Call for Code founding partner IBM (NYSE: IBM) and its creator, David Clark Cause, announced the winner of the fourth annual Call for Code Global Challenge, which invited innovators across the globe to combat climate change with open source-powered technology. Call for Code is the largest and most ambitious effort to bring together the world’s software developers to take on pressing societal issues by using the latest advanced technologies to problem solve and create cutting-edge solutions. The top prize this year went to Saaf Water, an accessible water quality sensor and analytics platform created, in particular, for people living in rural localities.
In Bihar, India, nine members of the same family died over the past 20 years due to sicknesses linked to arsenic contamination of groundwater. More have experienced illness, including the mother of one of the Saaf Water team members, who lives in Goa, India. Moved to prevent further suffering in their community and around the world, Saaf Water built a solution using IBM Cloud and IBM Watson services to address the need for making water quality information accessible and easy to understand. The hardware-software platform, once installed, is designed to monitor groundwater and provide a water quality summary along with suggested purification methods.
Saaf Water will receive $200,000 and support to incubate, test, and deploy their solution from the IBM Service Corps and expert partners in the Call for Code ecosystem. The India-based team will also receive assistance from The Linux Foundation to open source their application so developers around the world can improve, scale, and use the technology.
“The groundwater quality monitoring tool developed by Saaf Water is promising, timely, and appears to have great potential for use by communities relying on groundwater for domestic use,” said Dr. Annapurna Vancheswaran, Managing Director, The Nature Conservancy – India. “This open-source technology could help avoid water-related health risks by indicating unsafe water quality. We certainly Look forward to the tool being scaled up for the benefit of communities.”

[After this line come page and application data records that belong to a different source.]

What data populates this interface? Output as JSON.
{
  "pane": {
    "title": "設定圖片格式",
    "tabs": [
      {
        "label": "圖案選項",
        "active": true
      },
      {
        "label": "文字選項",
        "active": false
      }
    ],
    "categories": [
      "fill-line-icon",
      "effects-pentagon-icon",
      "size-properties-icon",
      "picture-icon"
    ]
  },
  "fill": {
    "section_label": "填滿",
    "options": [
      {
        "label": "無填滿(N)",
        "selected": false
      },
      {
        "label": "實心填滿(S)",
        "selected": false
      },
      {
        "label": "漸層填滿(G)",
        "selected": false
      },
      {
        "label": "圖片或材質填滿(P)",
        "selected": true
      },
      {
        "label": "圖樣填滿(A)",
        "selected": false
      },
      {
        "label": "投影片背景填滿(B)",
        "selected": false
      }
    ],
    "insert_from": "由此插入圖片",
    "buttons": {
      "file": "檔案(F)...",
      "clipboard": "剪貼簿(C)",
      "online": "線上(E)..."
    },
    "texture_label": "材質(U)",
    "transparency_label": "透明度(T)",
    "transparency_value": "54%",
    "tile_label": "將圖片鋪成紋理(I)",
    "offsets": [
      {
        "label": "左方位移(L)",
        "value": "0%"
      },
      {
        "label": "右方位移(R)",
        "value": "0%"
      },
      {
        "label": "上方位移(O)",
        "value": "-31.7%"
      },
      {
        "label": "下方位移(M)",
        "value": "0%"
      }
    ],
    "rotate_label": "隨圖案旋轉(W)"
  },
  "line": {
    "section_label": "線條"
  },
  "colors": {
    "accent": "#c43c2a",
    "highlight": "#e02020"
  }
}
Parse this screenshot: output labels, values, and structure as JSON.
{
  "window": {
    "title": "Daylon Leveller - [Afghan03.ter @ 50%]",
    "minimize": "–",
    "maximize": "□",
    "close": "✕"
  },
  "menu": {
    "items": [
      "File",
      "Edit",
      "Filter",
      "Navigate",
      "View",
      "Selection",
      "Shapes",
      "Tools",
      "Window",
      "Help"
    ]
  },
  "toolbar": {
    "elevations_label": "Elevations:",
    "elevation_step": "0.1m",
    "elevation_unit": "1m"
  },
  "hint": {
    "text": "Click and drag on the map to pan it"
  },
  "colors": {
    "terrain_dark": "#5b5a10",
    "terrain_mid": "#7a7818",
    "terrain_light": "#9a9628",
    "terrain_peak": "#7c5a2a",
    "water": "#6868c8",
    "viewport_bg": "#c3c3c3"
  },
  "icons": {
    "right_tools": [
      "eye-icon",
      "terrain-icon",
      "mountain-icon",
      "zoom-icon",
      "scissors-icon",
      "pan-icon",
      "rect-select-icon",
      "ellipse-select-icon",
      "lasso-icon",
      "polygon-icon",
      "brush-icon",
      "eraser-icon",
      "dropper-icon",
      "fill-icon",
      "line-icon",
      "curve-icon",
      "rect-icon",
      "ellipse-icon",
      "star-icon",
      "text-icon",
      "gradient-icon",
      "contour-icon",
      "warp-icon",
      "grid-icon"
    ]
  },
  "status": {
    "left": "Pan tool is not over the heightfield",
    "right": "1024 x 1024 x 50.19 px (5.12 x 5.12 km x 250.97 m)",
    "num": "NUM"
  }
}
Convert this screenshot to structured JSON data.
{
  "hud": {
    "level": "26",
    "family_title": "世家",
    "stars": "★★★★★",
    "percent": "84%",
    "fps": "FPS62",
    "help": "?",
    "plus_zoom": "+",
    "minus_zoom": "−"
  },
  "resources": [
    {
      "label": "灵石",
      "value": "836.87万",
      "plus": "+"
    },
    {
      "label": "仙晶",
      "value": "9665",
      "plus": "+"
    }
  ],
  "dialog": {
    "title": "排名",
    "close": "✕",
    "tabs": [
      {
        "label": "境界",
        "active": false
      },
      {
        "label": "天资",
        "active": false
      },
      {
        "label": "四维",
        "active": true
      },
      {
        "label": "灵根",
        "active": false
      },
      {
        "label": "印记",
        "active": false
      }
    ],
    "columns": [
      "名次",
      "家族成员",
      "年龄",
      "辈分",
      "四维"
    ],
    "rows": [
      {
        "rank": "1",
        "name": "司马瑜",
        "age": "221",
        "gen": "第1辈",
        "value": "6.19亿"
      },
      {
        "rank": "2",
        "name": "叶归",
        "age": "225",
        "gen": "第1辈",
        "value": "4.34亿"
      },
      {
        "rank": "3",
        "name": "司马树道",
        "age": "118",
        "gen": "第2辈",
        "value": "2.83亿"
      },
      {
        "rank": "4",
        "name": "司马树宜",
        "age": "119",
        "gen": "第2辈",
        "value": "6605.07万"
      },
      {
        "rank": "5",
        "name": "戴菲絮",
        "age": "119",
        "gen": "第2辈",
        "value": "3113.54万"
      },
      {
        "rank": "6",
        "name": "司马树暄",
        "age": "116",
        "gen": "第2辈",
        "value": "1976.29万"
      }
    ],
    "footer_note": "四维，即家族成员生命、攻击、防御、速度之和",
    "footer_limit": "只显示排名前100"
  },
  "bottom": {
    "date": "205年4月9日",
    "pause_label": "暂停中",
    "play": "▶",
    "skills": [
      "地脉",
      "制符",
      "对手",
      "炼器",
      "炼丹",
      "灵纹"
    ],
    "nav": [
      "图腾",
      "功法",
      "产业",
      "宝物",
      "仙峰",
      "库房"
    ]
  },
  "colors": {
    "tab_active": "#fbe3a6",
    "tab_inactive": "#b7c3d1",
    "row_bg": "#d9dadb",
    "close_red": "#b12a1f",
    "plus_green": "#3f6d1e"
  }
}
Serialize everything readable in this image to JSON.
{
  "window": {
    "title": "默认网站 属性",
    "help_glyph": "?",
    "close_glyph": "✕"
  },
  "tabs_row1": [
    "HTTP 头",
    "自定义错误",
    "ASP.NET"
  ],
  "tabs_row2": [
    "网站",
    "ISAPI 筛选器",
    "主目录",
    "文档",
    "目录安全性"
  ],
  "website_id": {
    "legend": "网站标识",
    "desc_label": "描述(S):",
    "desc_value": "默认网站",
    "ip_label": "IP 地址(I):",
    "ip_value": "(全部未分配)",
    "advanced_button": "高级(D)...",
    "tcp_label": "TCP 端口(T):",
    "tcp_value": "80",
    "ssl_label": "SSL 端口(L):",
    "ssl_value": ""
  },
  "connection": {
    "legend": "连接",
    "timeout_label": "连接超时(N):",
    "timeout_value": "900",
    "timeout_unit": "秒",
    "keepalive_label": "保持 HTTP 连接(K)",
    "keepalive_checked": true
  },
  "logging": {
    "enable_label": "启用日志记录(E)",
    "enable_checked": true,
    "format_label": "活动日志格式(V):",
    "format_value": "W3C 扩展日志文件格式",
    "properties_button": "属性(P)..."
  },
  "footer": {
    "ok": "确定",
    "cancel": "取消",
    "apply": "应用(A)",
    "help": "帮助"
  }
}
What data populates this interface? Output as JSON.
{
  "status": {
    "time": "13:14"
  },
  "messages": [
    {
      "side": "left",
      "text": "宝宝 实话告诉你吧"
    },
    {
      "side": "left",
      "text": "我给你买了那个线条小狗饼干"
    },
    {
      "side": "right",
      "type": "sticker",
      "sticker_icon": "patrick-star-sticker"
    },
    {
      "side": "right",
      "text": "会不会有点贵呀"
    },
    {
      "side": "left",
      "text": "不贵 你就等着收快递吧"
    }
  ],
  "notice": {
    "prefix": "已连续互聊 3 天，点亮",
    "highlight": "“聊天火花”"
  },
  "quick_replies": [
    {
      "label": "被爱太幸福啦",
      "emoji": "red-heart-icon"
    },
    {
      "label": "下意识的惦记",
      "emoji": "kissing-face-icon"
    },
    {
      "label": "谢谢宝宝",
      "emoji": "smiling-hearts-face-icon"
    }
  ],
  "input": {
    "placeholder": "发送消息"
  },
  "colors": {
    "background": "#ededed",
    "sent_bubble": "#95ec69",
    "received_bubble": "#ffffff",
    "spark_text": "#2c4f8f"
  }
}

A panel of some of the most eminent leaders in sustainability, business and technology, including former President Bill Clinton, awarded Saaf Water the grand prize. Four runners-up were also recognized. Each finalist created a solution to problems addressing the climate change competition’s three sub-themes: clean water and sanitation; zero hunger; and responsible production and green consumption.
To date, more than 20,000 Call for Code applications have been built using open source-powered software such as Red Hat OpenShift, IBM Cloud, IBM Watson, and IBM Blockchain, as well as data from IBM’s The Weather Company and developer resources and APIs from partners like Esri and Twilio. Fourteen Call for Code projects have been adopted into open governance by the Linux Foundation.
“It’s incredibly inspiring to see the Call for Code global movement continue to grow, now with more than 500,000 developers and problem solvers participating across 180 nations,” said Bob Lord, senior vice president, worldwide ecosystems, IBM. “What makes Call for Code unique is the impact it is making on the ground through our deployments in communities around the world. The potential of these technologies, like Saaf Water, are vast and have the potential help save lives.”